US President Barack Obama asks his staff to put forward options to consider how Washington might respond to the Russian-backed regime's assault in Syria.
The US is close to suspending talks with Russia on a ceasefire in war-torn Syria, US Secretary of State John Kerry said on Thursday, as the Kremlin vowed to continue with an offensive on the city of Aleppo.
"We are on the verge of suspending the discussion because it is irrational in the context of the kind of bombing taking place to be sitting there trying to take things seriously," Kerry told a public policy conference in Washington.
"It is one of those moments where we are going to have to pursue other alternatives," he added.
Kerry spoke to Russian Foreign Minister Sergei Lavrov by phone on Thursday about the "fragility" of a ceasefire agreement on Syria, the US State Department spokesperson John Kirby said.
"The secretary did speak to Foreign Minister Lavrov this morning ... about the situation in Aleppo, about the fragility of the arrangement that we struck earlier this month in Geneva," Kirby told a briefing. "We are prepared to enact that kind of a suspension," he added.
Russia and Syrian regime launched a campaign to recapture the opposition-held sector of Aleppo this month, abandoning a ceasefire a week after it took effect to embark on what could be the biggest battle of a nearly six-year war.
The regime forces made a significant advance, capturing the Handarat refugee camp a few kilometers (miles) north of the city. They had briefly seized it on Saturday, before losing it again in a counter attack by opposition forces.
Opposition fighters have launched an advance of their own near the central city of Hama, where they said they made gains on Thursday.
Russia vows continued support for Syrian regime
Kremlin spokesman Dmitry Peskov, meanwhile, said Russia would continue the operation of its air force in support of the Syrian regime's forces.
Peskov said Washington was to blame for the fighting, by failing to meet an obligation to separate "moderate" opposition fighters from those he called terrorists.
"In general, we express regret at the rather non-constructive nature of the rhetoric voiced by Washington in the past days."
EU decries Aleppo air strikes
The European Union accuses Russia of torpedoing diplomacy to pursue military victory in Aleppo, and says Moscow and Syrian regime are targeting civilians, hospitals and aid workers to break the will of 250,000 people living under siege in the city.
EU foreign affairs chief Federica Mogherini called the air strikes in Aleppo a "massacre" and said European governments were considering their response.
Syria's UN Ambassador Bashar Ja'afari rejected accusations that the regime was killing civilians.
Russia and the Syrian regime say they are targeting only militants.
Obama, Merkel condemn assault
US President Barack Obama spoke by phone on Thursday with German Chancellor Angela Merkel and the two leaders "strongly condemned the barbarous Russian and Syrian regime air strikes against eastern Aleppo," the White House said in a statement.
"They agreed Russia and the Syrian regime bear special responsibility for ending the fighting in Syria and granting the UN humanitarian access to besieged and hard to reach areas in Syria," the statement said.
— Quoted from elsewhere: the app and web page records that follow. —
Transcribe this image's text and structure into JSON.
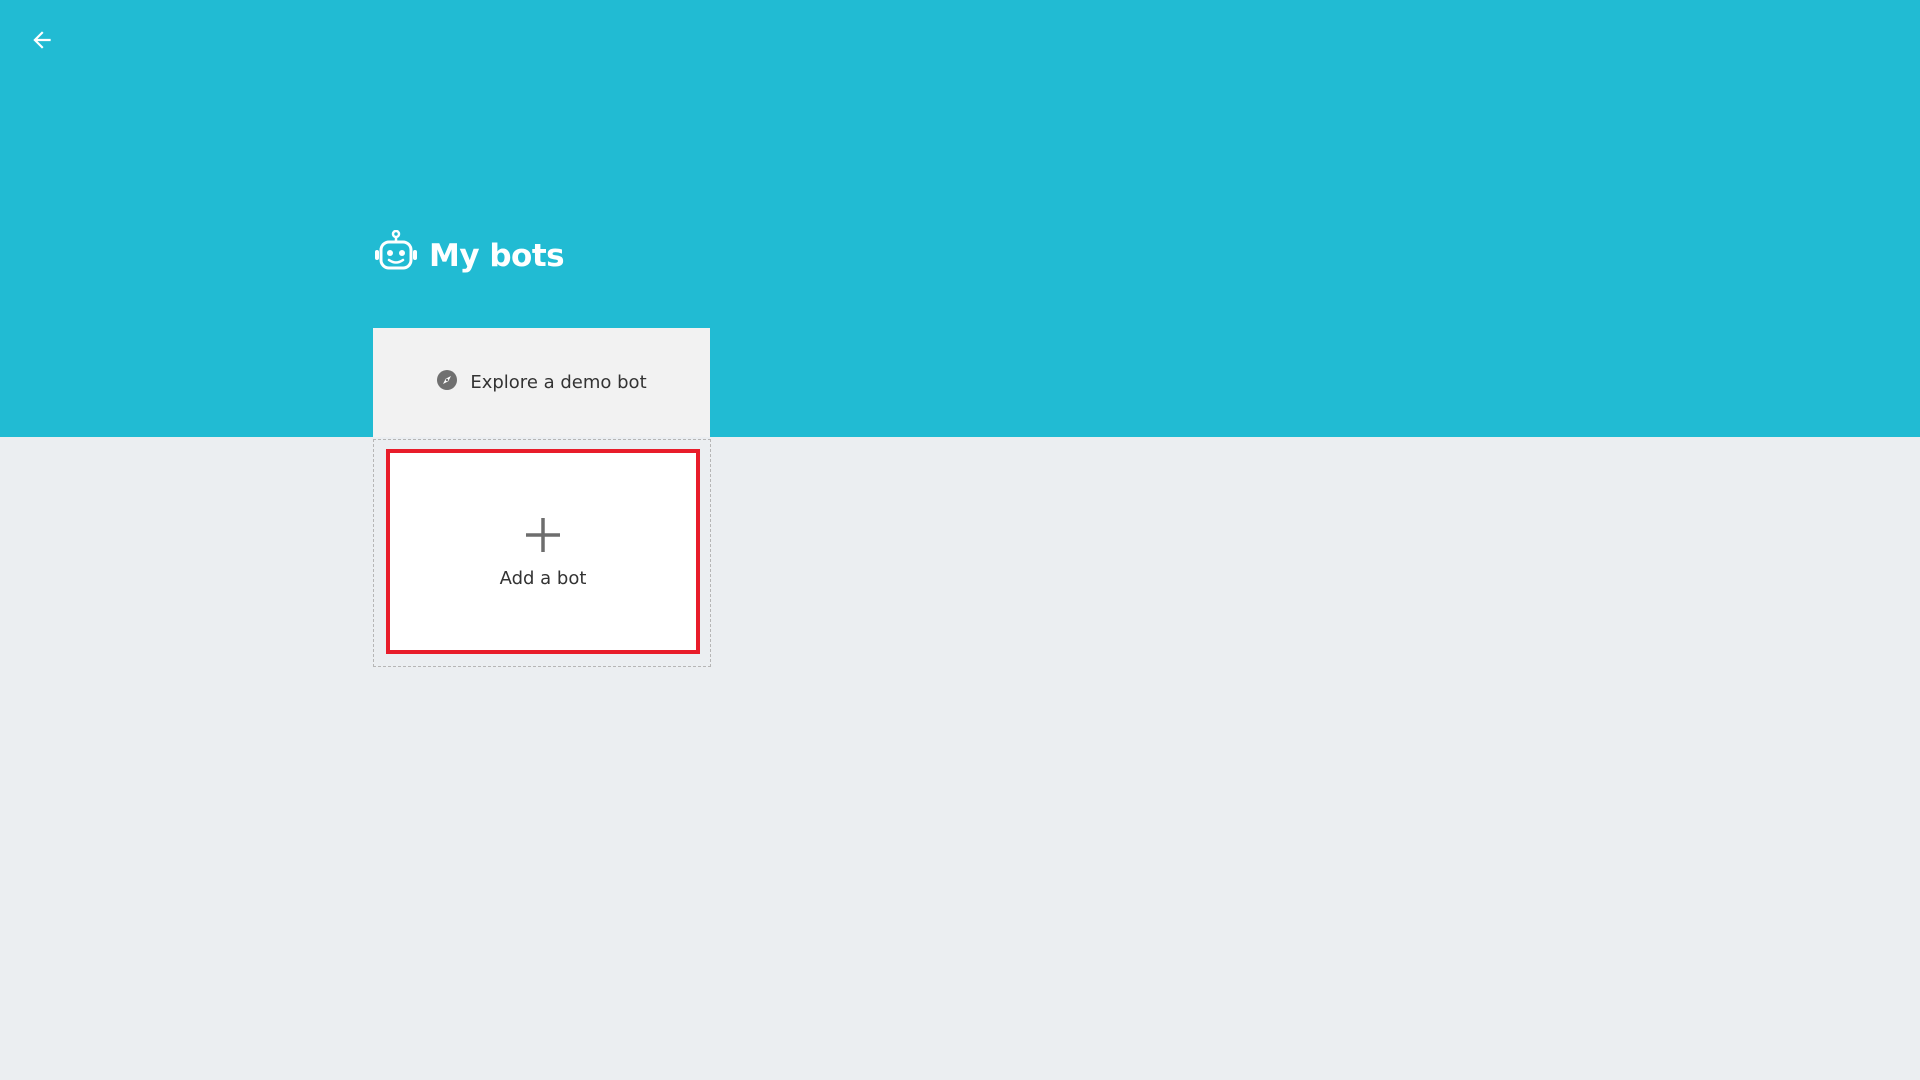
{
  "header": {
    "title": "My bots",
    "title_icon": "robot-icon",
    "back_icon": "arrow-left-icon",
    "background_color": "#21bbd3"
  },
  "cards": {
    "demo": {
      "label": "Explore a demo bot",
      "icon": "compass-icon"
    },
    "add": {
      "label": "Add a bot",
      "icon": "plus-icon",
      "highlight_color": "#e81c2a"
    }
  }
}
Washington considering response to asssault
US Deputy Secretary of State Antony Blinken told his country's lawmakers that President Barack Obama had asked staff to look at how Washington might respond to the Russian-backed regime assault in Syria.
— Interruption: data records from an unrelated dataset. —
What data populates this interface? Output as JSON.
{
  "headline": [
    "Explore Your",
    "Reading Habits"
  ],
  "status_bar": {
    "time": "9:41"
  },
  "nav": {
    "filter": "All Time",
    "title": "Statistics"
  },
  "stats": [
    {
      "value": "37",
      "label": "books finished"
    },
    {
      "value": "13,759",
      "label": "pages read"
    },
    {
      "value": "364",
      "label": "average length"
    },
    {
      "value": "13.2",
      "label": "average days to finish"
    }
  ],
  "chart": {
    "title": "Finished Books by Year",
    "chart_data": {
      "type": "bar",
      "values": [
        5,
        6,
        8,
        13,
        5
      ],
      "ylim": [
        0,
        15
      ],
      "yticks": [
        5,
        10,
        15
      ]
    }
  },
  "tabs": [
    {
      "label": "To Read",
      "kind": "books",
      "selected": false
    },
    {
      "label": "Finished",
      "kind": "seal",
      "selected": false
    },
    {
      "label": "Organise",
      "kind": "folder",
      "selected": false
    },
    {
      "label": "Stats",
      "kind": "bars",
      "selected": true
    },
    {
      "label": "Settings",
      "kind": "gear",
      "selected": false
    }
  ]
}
"The president has asked all of the agencies to put forward options, some familiar, some new, that we are very actively reviewing," Blinken said, adding that officials would "work through these in the days ahead."
Possible responses include allowing Gulf allies to supply opposition fighters with more sophisticated weapons, or carrying out a US air strike on a Syrian regime air base, viewed as less likely because of the potential for causing Russian casualties, US officials told Reuters, speaking on condition of anonymity.
One of the officials said the list of options included supporting rebel counter-attacks elsewhere with additional weaponry or even air strikes, which "might not reverse the tide of battle, but might cause the Russians to stop and think".
Fight for Aleppo
Recapturing Aleppo would be the biggest victory of the war for regime forces, and a potential turning point in a conflict that until now most outside countries had said would never be won by force.
Aleppo has been divided into regime and opposition sectors for four years, and its opposition zone is now the only major urban area still in the hands of anti-regime fighters supported by the West and Arab states.
The regime laid siege to the opposition zone in July, cutting off those trapped inside from food and medicine.
The last week of bombing has killed hundreds of people and wounded many hundreds more, with no way to bring in medical supplies.
There are only around 30 doctors inside the besieged zone, and eastern Aleppo's two biggest hospitals were knocked out of service by air strikes or shelling on Wednesday.
Bouthaina Shaaban, an adviser to Syrian regime leader Bashar al-Assad, denied regime planes had bombed the hospitals, saying the question was "insulting".
"This is not the first time that such an allegation is uttered and then proven to be absolutely false," she said on Australia's ABC TV.
The multi-sided civil war has killed hundreds of thousands of people, made half the Syrian population homeless, and allowed much of the east of the country to fall into the hands of DAESH who are enemies of all other sides.